The U.S. Department of Energy said it plans to fund a $20.5 million offshore wind research project and solicit research ideas to solve some of the industry's biggest problems.
The DOE's Office of Energy Efficiency and Renewable Energy will fund the four-year initiative and seek an administrator to lead a group of offshore wind developers, state agencies and other stakeholders to address the U.S.' specific offshore wind technology issues. The main goal of the research is to lower the cost of offshore wind in the U.S.
"The creation of a cooperative, public-private Offshore Wind Research and Development Consortium will maximize the impact of [The Office of Energy Efficiency and Renewable Energy's] research and development funding while addressing the needs of the nascent U.S. offshore wind industry," the notice of intent said.
The U.S. offshore wind project pipeline was estimated to be more than 24,000 MW as of the end of 2016, according to the DOE. The domestic offshore wind industry has had a slow start compared to its European counterparts; the 30-MW Block Island Offshore Wind farm, the first U.S. offshore wind project, started commercial operation nearly a year ago, whereas Europe was responsible for 90% of global installed capacity at the end of 2016. However, the DOE, offshore wind developers and states are increasingly expressing interest and confidence in an American offshore wind market, thanks to declining levelized costs of energy worldwide and stronger state policy commitments.
The Office of Energy Efficiency and Renewable Energy will give a one-time $18.5 million award that will directly go toward the research project.

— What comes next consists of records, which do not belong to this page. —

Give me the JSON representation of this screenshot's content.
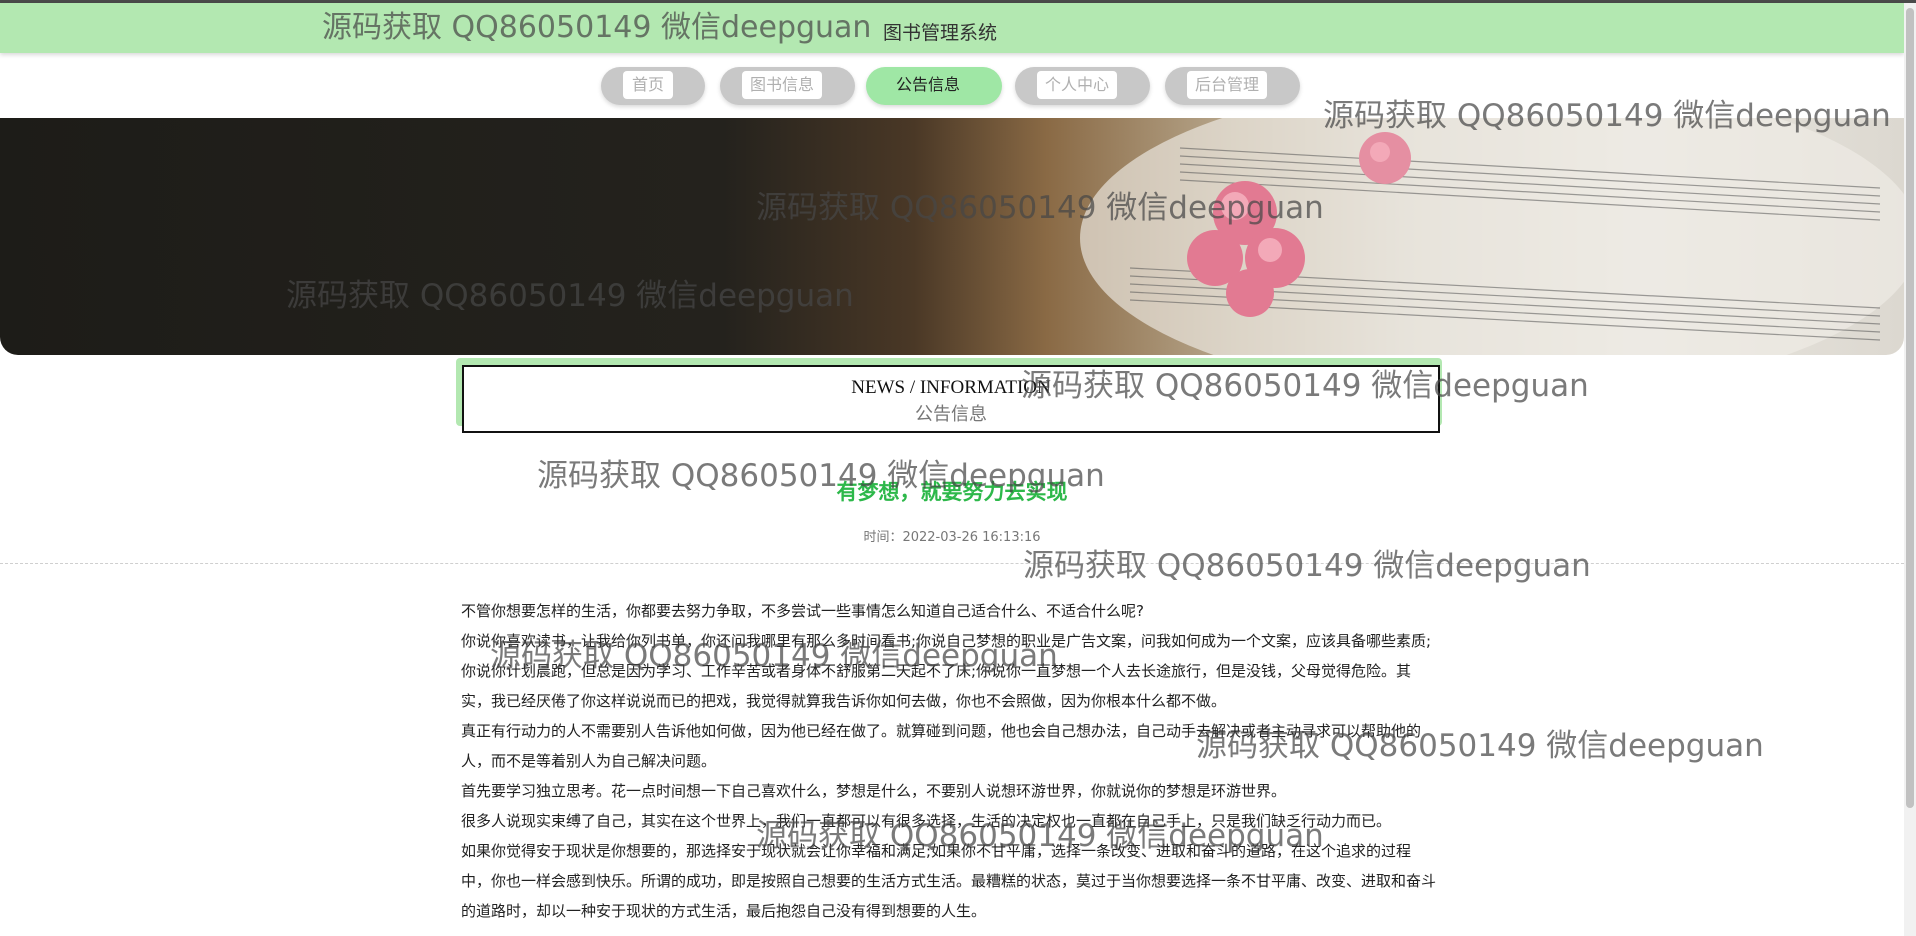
{
  "header": {
    "site_title": "图书管理系统"
  },
  "nav": {
    "items": [
      {
        "label": "首页",
        "active": false
      },
      {
        "label": "图书信息",
        "active": false
      },
      {
        "label": "公告信息",
        "active": true
      },
      {
        "label": "个人中心",
        "active": false
      },
      {
        "label": "后台管理",
        "active": false
      }
    ]
  },
  "section": {
    "title_en": "NEWS / INFORMATION",
    "title_zh": "公告信息"
  },
  "article": {
    "title": "有梦想，就要努力去实现",
    "time": "时间：2022-03-26 16:13:16",
    "paragraphs": [
      "不管你想要怎样的生活，你都要去努力争取，不多尝试一些事情怎么知道自己适合什么、不适合什么呢?",
      "你说你喜欢读书，让我给你列书单，你还问我哪里有那么多时间看书;你说自己梦想的职业是广告文案，问我如何成为一个文案，应该具备哪些素质;你说你计划晨跑，但总是因为学习、工作辛苦或者身体不舒服第二天起不了床;你说你一直梦想一个人去长途旅行，但是没钱，父母觉得危险。其实，我已经厌倦了你这样说说而已的把戏，我觉得就算我告诉你如何去做，你也不会照做，因为你根本什么都不做。",
      "真正有行动力的人不需要别人告诉他如何做，因为他已经在做了。就算碰到问题，他也会自己想办法，自己动手去解决或者主动寻求可以帮助他的人，而不是等着别人为自己解决问题。",
      "首先要学习独立思考。花一点时间想一下自己喜欢什么，梦想是什么，不要别人说想环游世界，你就说你的梦想是环游世界。",
      "很多人说现实束缚了自己，其实在这个世界上，我们一直都可以有很多选择，生活的决定权也一直都在自己手上，只是我们缺乏行动力而已。",
      "如果你觉得安于现状是你想要的，那选择安于现状就会让你幸福和满足;如果你不甘平庸，选择一条改变、进取和奋斗的道路，在这个追求的过程中，你也一样会感到快乐。所谓的成功，即是按照自己想要的生活方式生活。最糟糕的状态，莫过于当你想要选择一条不甘平庸、改变、进取和奋斗的道路时，却以一种安于现状的方式生活，最后抱怨自己没有得到想要的人生。"
    ]
  },
  "watermark": {
    "text": "源码获取 QQ86050149 微信deepguan"
  },
  "colors": {
    "header_bg": "#b3e8b1",
    "nav_active": "#9fe7a5",
    "nav_inactive": "#c8c8c8",
    "title_green": "#2db84a"
  }
}
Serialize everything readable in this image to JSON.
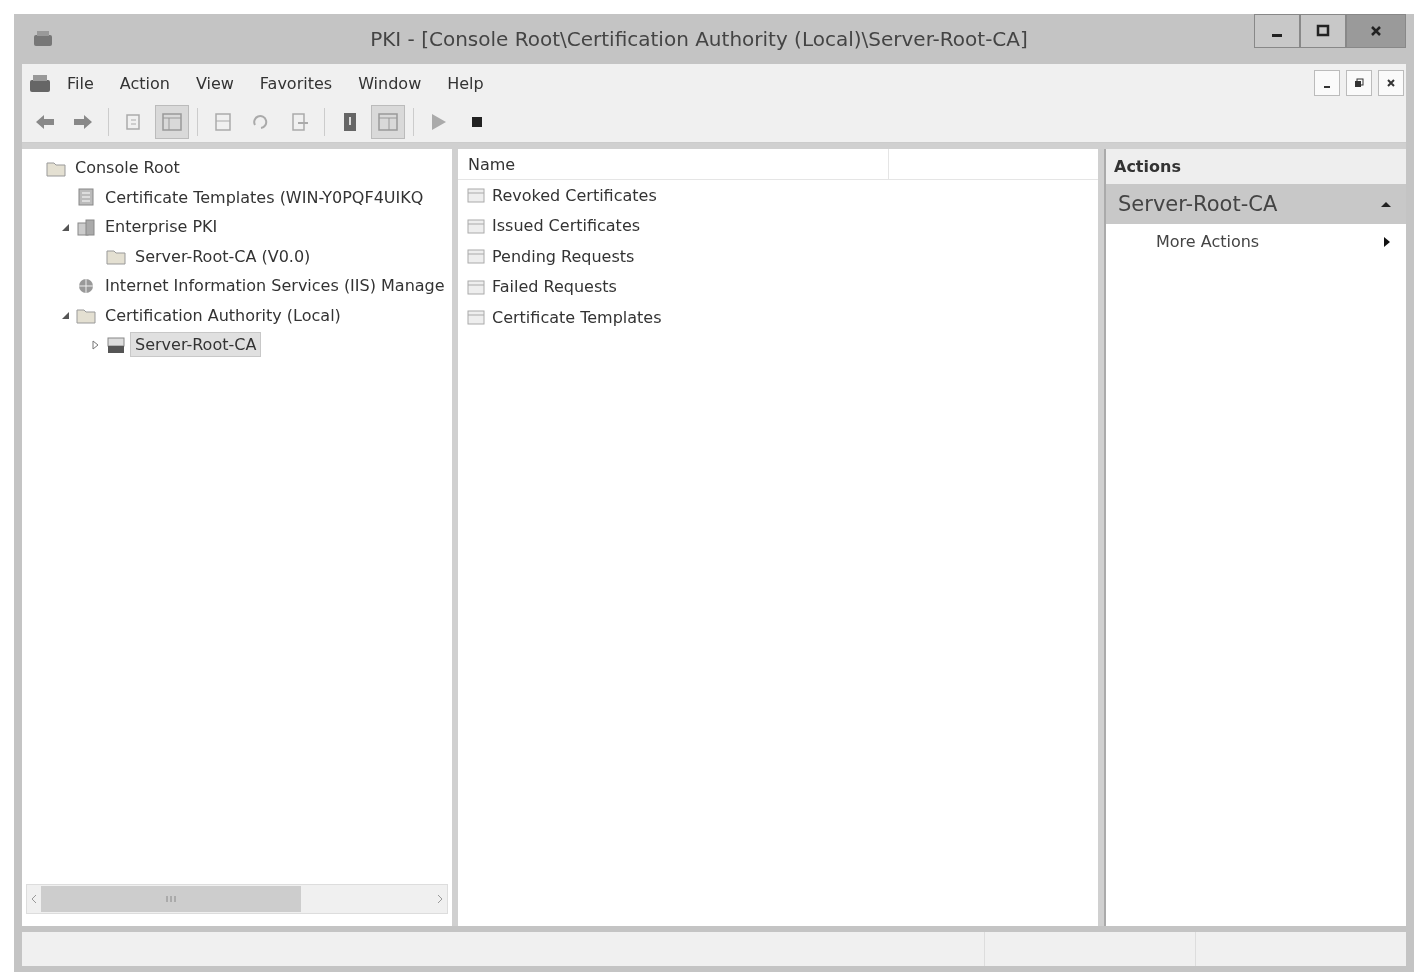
{
  "window": {
    "title": "PKI - [Console Root\\Certification Authority (Local)\\Server-Root-CA]"
  },
  "menu": [
    "File",
    "Action",
    "View",
    "Favorites",
    "Window",
    "Help"
  ],
  "toolbar": [
    {
      "kind": "back",
      "pressed": false
    },
    {
      "kind": "forward",
      "pressed": false
    },
    {
      "kind": "sep"
    },
    {
      "kind": "up",
      "pressed": false
    },
    {
      "kind": "tree",
      "pressed": true
    },
    {
      "kind": "sep"
    },
    {
      "kind": "props",
      "pressed": false
    },
    {
      "kind": "refresh",
      "pressed": false
    },
    {
      "kind": "export",
      "pressed": false
    },
    {
      "kind": "sep"
    },
    {
      "kind": "help",
      "pressed": false
    },
    {
      "kind": "pane",
      "pressed": true
    },
    {
      "kind": "sep"
    },
    {
      "kind": "play",
      "pressed": false
    },
    {
      "kind": "stop",
      "pressed": false
    }
  ],
  "tree": [
    {
      "label": "Console Root",
      "kind": "folder",
      "selected": false,
      "children": [
        {
          "label": "Certificate Templates (WIN-Y0PQF4UIKQ",
          "kind": "doc",
          "selected": false
        },
        {
          "label": "Enterprise PKI",
          "kind": "pki",
          "expanded": true,
          "selected": false,
          "children": [
            {
              "label": "Server-Root-CA (V0.0)",
              "kind": "folder",
              "selected": false
            }
          ]
        },
        {
          "label": "Internet Information Services (IIS) Manage",
          "kind": "globe",
          "selected": false
        },
        {
          "label": "Certification Authority (Local)",
          "kind": "folder",
          "expanded": true,
          "selected": false,
          "children": [
            {
              "label": "Server-Root-CA",
              "kind": "server",
              "expanded": false,
              "selected": true
            }
          ]
        }
      ]
    }
  ],
  "list": {
    "columns": [
      "Name"
    ],
    "rows": [
      "Revoked Certificates",
      "Issued Certificates",
      "Pending Requests",
      "Failed Requests",
      "Certificate Templates"
    ]
  },
  "actions": {
    "title": "Actions",
    "sections": [
      {
        "label": "Server-Root-CA",
        "expanded": true,
        "items": [
          {
            "label": "More Actions",
            "submenu": true
          }
        ]
      }
    ]
  }
}
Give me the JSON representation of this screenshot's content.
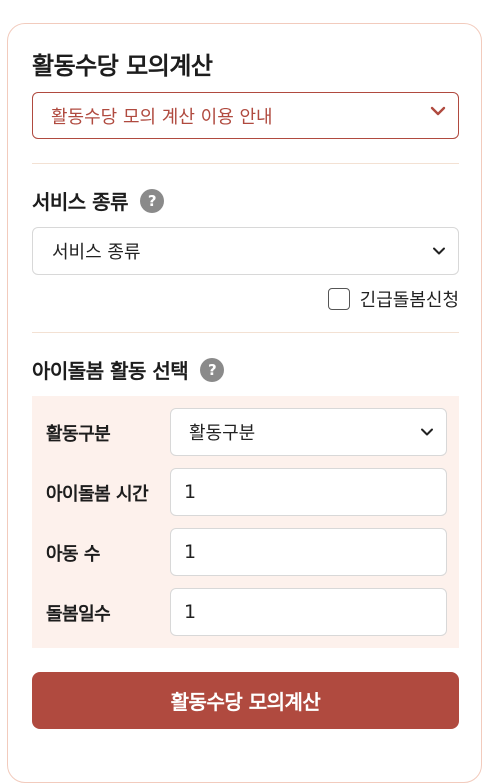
{
  "page": {
    "title": "활동수당 모의계산",
    "notice_label": "활동수당 모의 계산 이용 안내"
  },
  "service": {
    "section_title": "서비스 종류",
    "help_glyph": "?",
    "select_value": "서비스 종류",
    "emergency_label": "긴급돌봄신청",
    "emergency_checked": false
  },
  "activity": {
    "section_title": "아이돌봄 활동 선택",
    "help_glyph": "?",
    "fields": {
      "type_label": "활동구분",
      "type_value": "활동구분",
      "hours_label": "아이돌봄 시간",
      "hours_value": "1",
      "children_label": "아동 수",
      "children_value": "1",
      "days_label": "돌봄일수",
      "days_value": "1"
    }
  },
  "submit_label": "활동수당 모의계산",
  "colors": {
    "accent": "#b04a3f",
    "panel_bg": "#fdf1ec",
    "card_border": "#f2cbbd",
    "divider": "#f3e1d3"
  }
}
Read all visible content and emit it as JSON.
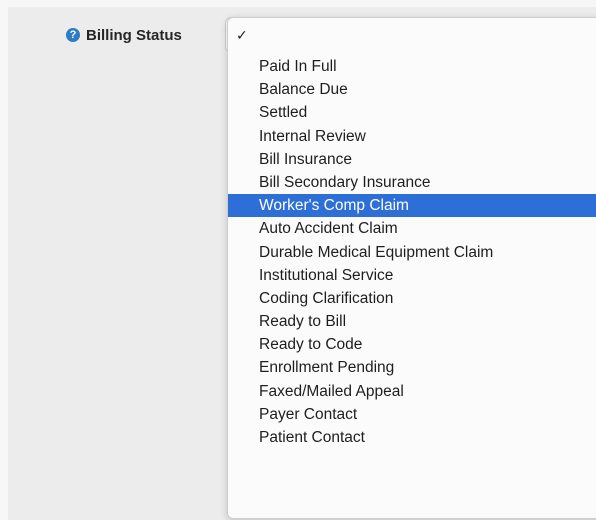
{
  "form": {
    "field_label": "Billing Status",
    "help_icon_glyph": "?",
    "help_icon_color": "#2e7cc4"
  },
  "dropdown": {
    "selected_marker": "✓",
    "highlight_color": "#2d6fd6",
    "highlighted_index": 6,
    "options": [
      "Paid In Full",
      "Balance Due",
      "Settled",
      "Internal Review",
      "Bill Insurance",
      "Bill Secondary Insurance",
      "Worker's Comp Claim",
      "Auto Accident Claim",
      "Durable Medical Equipment Claim",
      "Institutional Service",
      "Coding Clarification",
      "Ready to Bill",
      "Ready to Code",
      "Enrollment Pending",
      "Faxed/Mailed Appeal",
      "Payer Contact",
      "Patient Contact"
    ]
  }
}
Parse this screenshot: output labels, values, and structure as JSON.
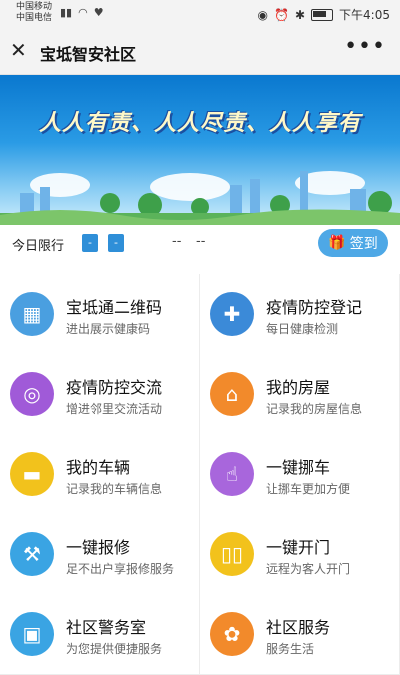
{
  "status": {
    "carrier1": "中国移动",
    "carrier2": "中国电信",
    "time": "下午4:05"
  },
  "header": {
    "title": "宝坻智安社区",
    "more": "•••",
    "close": "✕"
  },
  "banner": {
    "slogan": "人人有责、人人尽责、人人享有"
  },
  "limit": {
    "label": "今日限行",
    "plate1": "-",
    "plate2": "-",
    "dash1": "--",
    "dash2": "--",
    "checkin_label": "签到"
  },
  "services": [
    {
      "title": "宝坻通二维码",
      "sub": "进出展示健康码",
      "icon": "qrcode-icon",
      "color": "#4a9fe0"
    },
    {
      "title": "疫情防控登记",
      "sub": "每日健康检测",
      "icon": "shield-plus-icon",
      "color": "#3b8ad8"
    },
    {
      "title": "疫情防控交流",
      "sub": "增进邻里交流活动",
      "icon": "camera-aperture-icon",
      "color": "#a05ad8"
    },
    {
      "title": "我的房屋",
      "sub": "记录我的房屋信息",
      "icon": "house-icon",
      "color": "#f28a2b"
    },
    {
      "title": "我的车辆",
      "sub": "记录我的车辆信息",
      "icon": "car-icon",
      "color": "#f2c21c"
    },
    {
      "title": "一键挪车",
      "sub": "让挪车更加方便",
      "icon": "tap-hand-icon",
      "color": "#a866dc"
    },
    {
      "title": "一键报修",
      "sub": "足不出户享报修服务",
      "icon": "wrench-house-icon",
      "color": "#3aa4e3"
    },
    {
      "title": "一键开门",
      "sub": "远程为客人开门",
      "icon": "door-icon",
      "color": "#f2c21c"
    },
    {
      "title": "社区警务室",
      "sub": "为您提供便捷服务",
      "icon": "police-station-icon",
      "color": "#3aa4e3"
    },
    {
      "title": "社区服务",
      "sub": "服务生活",
      "icon": "flower-icon",
      "color": "#f28a2b"
    }
  ]
}
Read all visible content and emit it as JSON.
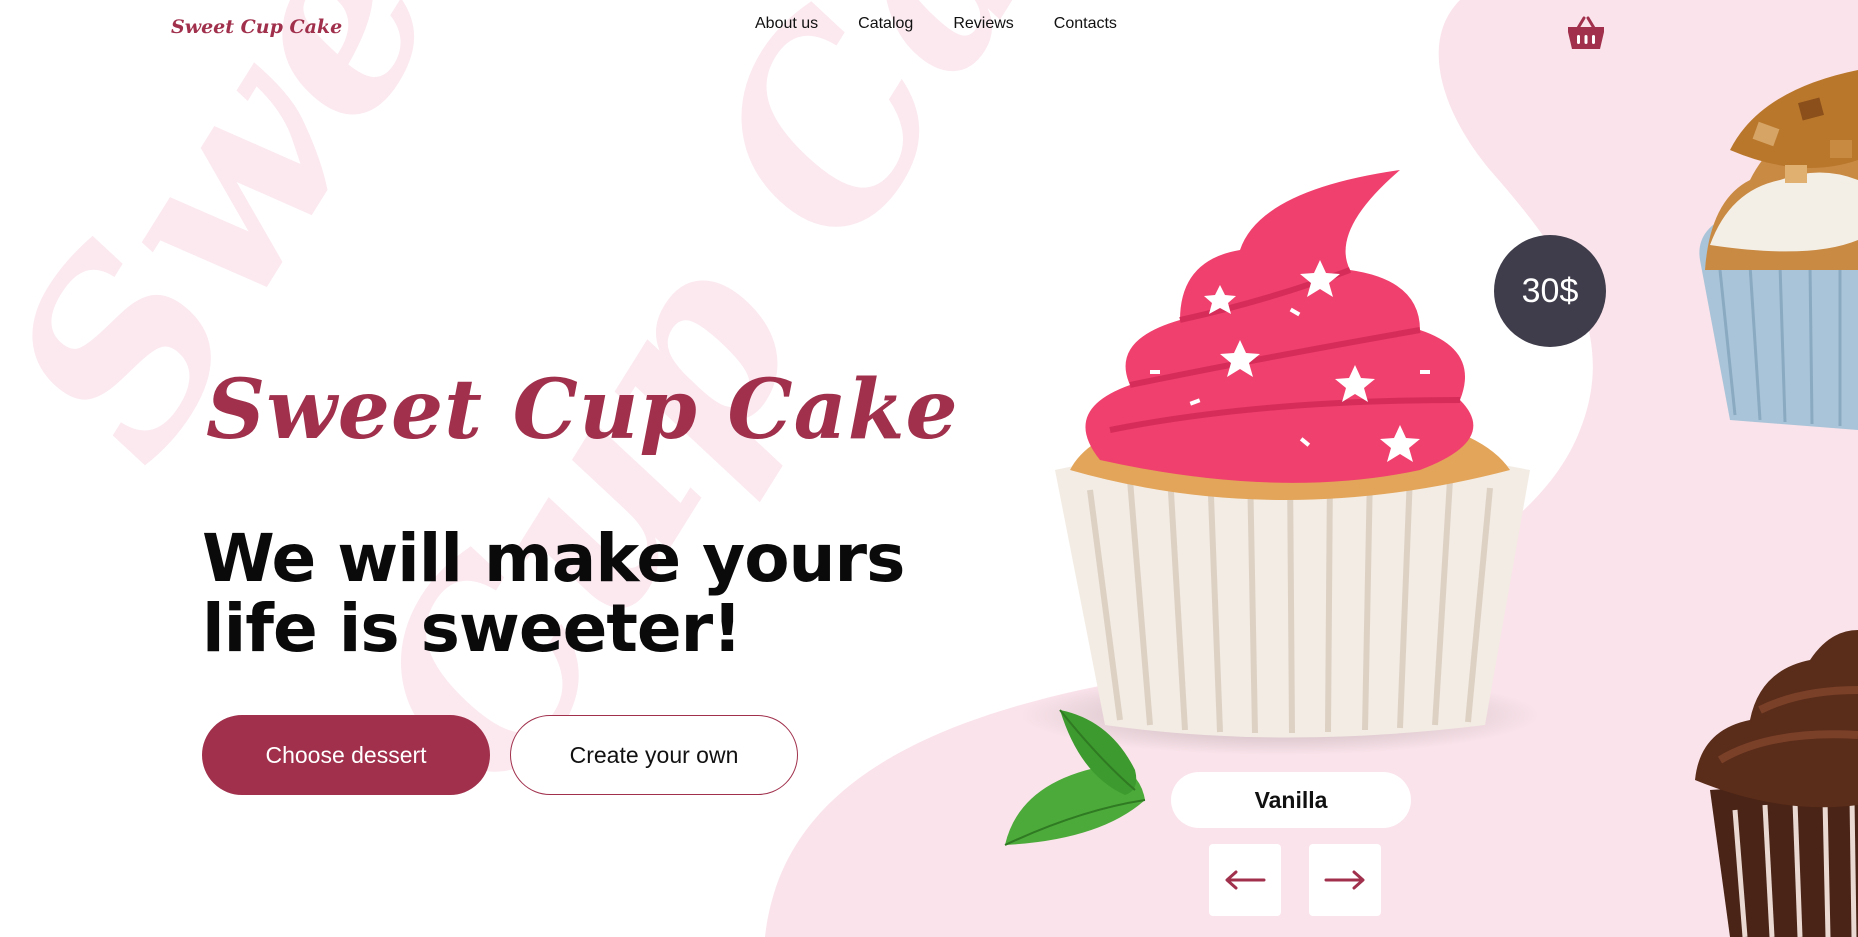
{
  "brand": {
    "logo_text": "Sweet Cup Cake"
  },
  "nav": {
    "items": [
      {
        "label": "About us"
      },
      {
        "label": "Catalog"
      },
      {
        "label": "Reviews"
      },
      {
        "label": "Contacts"
      }
    ]
  },
  "hero": {
    "title": "Sweet Cup Cake",
    "subtitle_line1": "We will make yours",
    "subtitle_line2": "life is sweeter!",
    "primary_button": "Choose dessert",
    "secondary_button": "Create your own",
    "watermark_1": "Sweet",
    "watermark_2": "Cup Cake"
  },
  "product": {
    "price": "30$",
    "flavor": "Vanilla"
  },
  "colors": {
    "brand": "#a0304c",
    "blob": "#fae3ea",
    "price_badge": "#3f3d4b",
    "frosting": "#f0406e"
  },
  "icons": {
    "basket": "basket-icon",
    "prev": "arrow-left-icon",
    "next": "arrow-right-icon"
  }
}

Another $2 million will go toward federally funded research centers that will focus on research and development approved by the stakeholder group.
A formal funding opportunity announcement is expected to come out in December.